═══ Information ═══
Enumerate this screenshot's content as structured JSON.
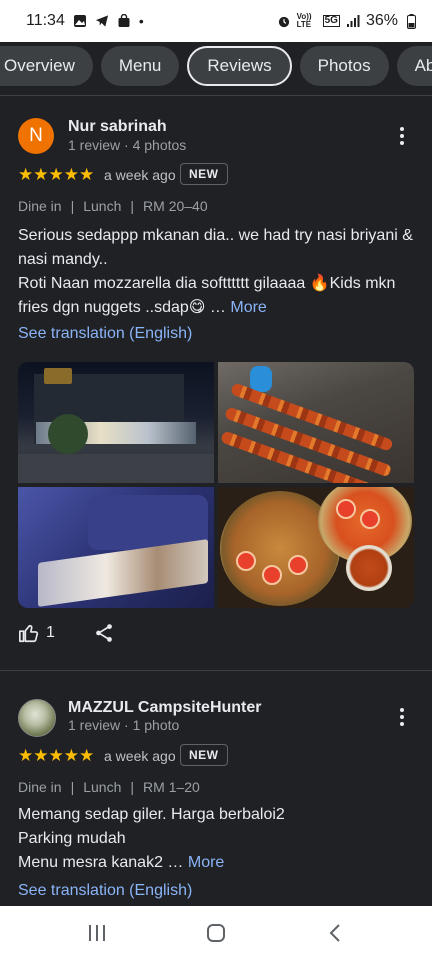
{
  "status_bar": {
    "time": "11:34",
    "notification_icons": [
      "image-icon",
      "telegram-icon",
      "shop-icon"
    ],
    "dot": "•",
    "right_icons": [
      "alarm-icon",
      "volte-icon",
      "5g-icon",
      "signal-icon"
    ],
    "volte_text": "Vo)) LTE",
    "network": "5G",
    "battery": "36%"
  },
  "tabs": [
    {
      "label": "Overview",
      "active": false
    },
    {
      "label": "Menu",
      "active": false
    },
    {
      "label": "Reviews",
      "active": true
    },
    {
      "label": "Photos",
      "active": false
    },
    {
      "label": "About",
      "active": false
    }
  ],
  "reviews": [
    {
      "avatar_letter": "N",
      "avatar_color": "#f07200",
      "name": "Nur sabrinah",
      "meta": "1 review · 4 photos",
      "rating": 5,
      "stars": "★★★★★",
      "time_ago": "a week ago",
      "badge": "NEW",
      "tags": [
        "Dine in",
        "|",
        "Lunch",
        "|",
        "RM 20–40"
      ],
      "text_line1": "Serious sedappp mkanan dia.. we had try nasi briyani & nasi mandy..",
      "text_line2": "Roti Naan mozzarella dia softttttt gilaaaa 🔥Kids mkn fries dgn nuggets ..sdap😋 …",
      "more": "More",
      "see_translation": "See translation (English)",
      "photo_count": 4,
      "likes": "1"
    },
    {
      "name": "MAZZUL CampsiteHunter",
      "meta": "1 review · 1 photo",
      "rating": 5,
      "stars": "★★★★★",
      "time_ago": "a week ago",
      "badge": "NEW",
      "tags": [
        "Dine in",
        "|",
        "Lunch",
        "|",
        "RM 1–20"
      ],
      "text_line1": "Memang sedap giler. Harga berbaloi2",
      "text_line2": "Parking mudah",
      "text_line3": "Menu mesra kanak2 …",
      "more": "More",
      "see_translation": "See translation (English)"
    }
  ],
  "colors": {
    "background": "#202124",
    "star": "#fbbc04",
    "link": "#8ab4f8",
    "text": "#e8eaed",
    "secondary_text": "#9aa0a6"
  },
  "nav_bar": {
    "buttons": [
      "recent-apps-icon",
      "home-icon",
      "back-icon"
    ]
  }
}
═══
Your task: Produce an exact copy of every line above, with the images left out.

Written response:
Enumerate this screenshot's content as structured JSON.
{
  "status_bar": {
    "time": "11:34",
    "notification_icons": [
      "image-icon",
      "telegram-icon",
      "shop-icon"
    ],
    "dot": "•",
    "right_icons": [
      "alarm-icon",
      "volte-icon",
      "5g-icon",
      "signal-icon"
    ],
    "volte_text": "Vo)) LTE",
    "network": "5G",
    "battery": "36%"
  },
  "tabs": [
    {
      "label": "Overview",
      "active": false
    },
    {
      "label": "Menu",
      "active": false
    },
    {
      "label": "Reviews",
      "active": true
    },
    {
      "label": "Photos",
      "active": false
    },
    {
      "label": "About",
      "active": false
    }
  ],
  "reviews": [
    {
      "avatar_letter": "N",
      "avatar_color": "#f07200",
      "name": "Nur sabrinah",
      "meta": "1 review · 4 photos",
      "rating": 5,
      "stars": "★★★★★",
      "time_ago": "a week ago",
      "badge": "NEW",
      "tags": [
        "Dine in",
        "|",
        "Lunch",
        "|",
        "RM 20–40"
      ],
      "text_line1": "Serious sedappp mkanan dia.. we had try nasi briyani & nasi mandy..",
      "text_line2": "Roti Naan mozzarella dia softttttt gilaaaa 🔥Kids mkn fries dgn nuggets ..sdap😋 …",
      "more": "More",
      "see_translation": "See translation (English)",
      "photo_count": 4,
      "likes": "1"
    },
    {
      "name": "MAZZUL CampsiteHunter",
      "meta": "1 review · 1 photo",
      "rating": 5,
      "stars": "★★★★★",
      "time_ago": "a week ago",
      "badge": "NEW",
      "tags": [
        "Dine in",
        "|",
        "Lunch",
        "|",
        "RM 1–20"
      ],
      "text_line1": "Memang sedap giler. Harga berbaloi2",
      "text_line2": "Parking mudah",
      "text_line3": "Menu mesra kanak2 …",
      "more": "More",
      "see_translation": "See translation (English)"
    }
  ],
  "colors": {
    "background": "#202124",
    "star": "#fbbc04",
    "link": "#8ab4f8",
    "text": "#e8eaed",
    "secondary_text": "#9aa0a6"
  },
  "nav_bar": {
    "buttons": [
      "recent-apps-icon",
      "home-icon",
      "back-icon"
    ]
  }
}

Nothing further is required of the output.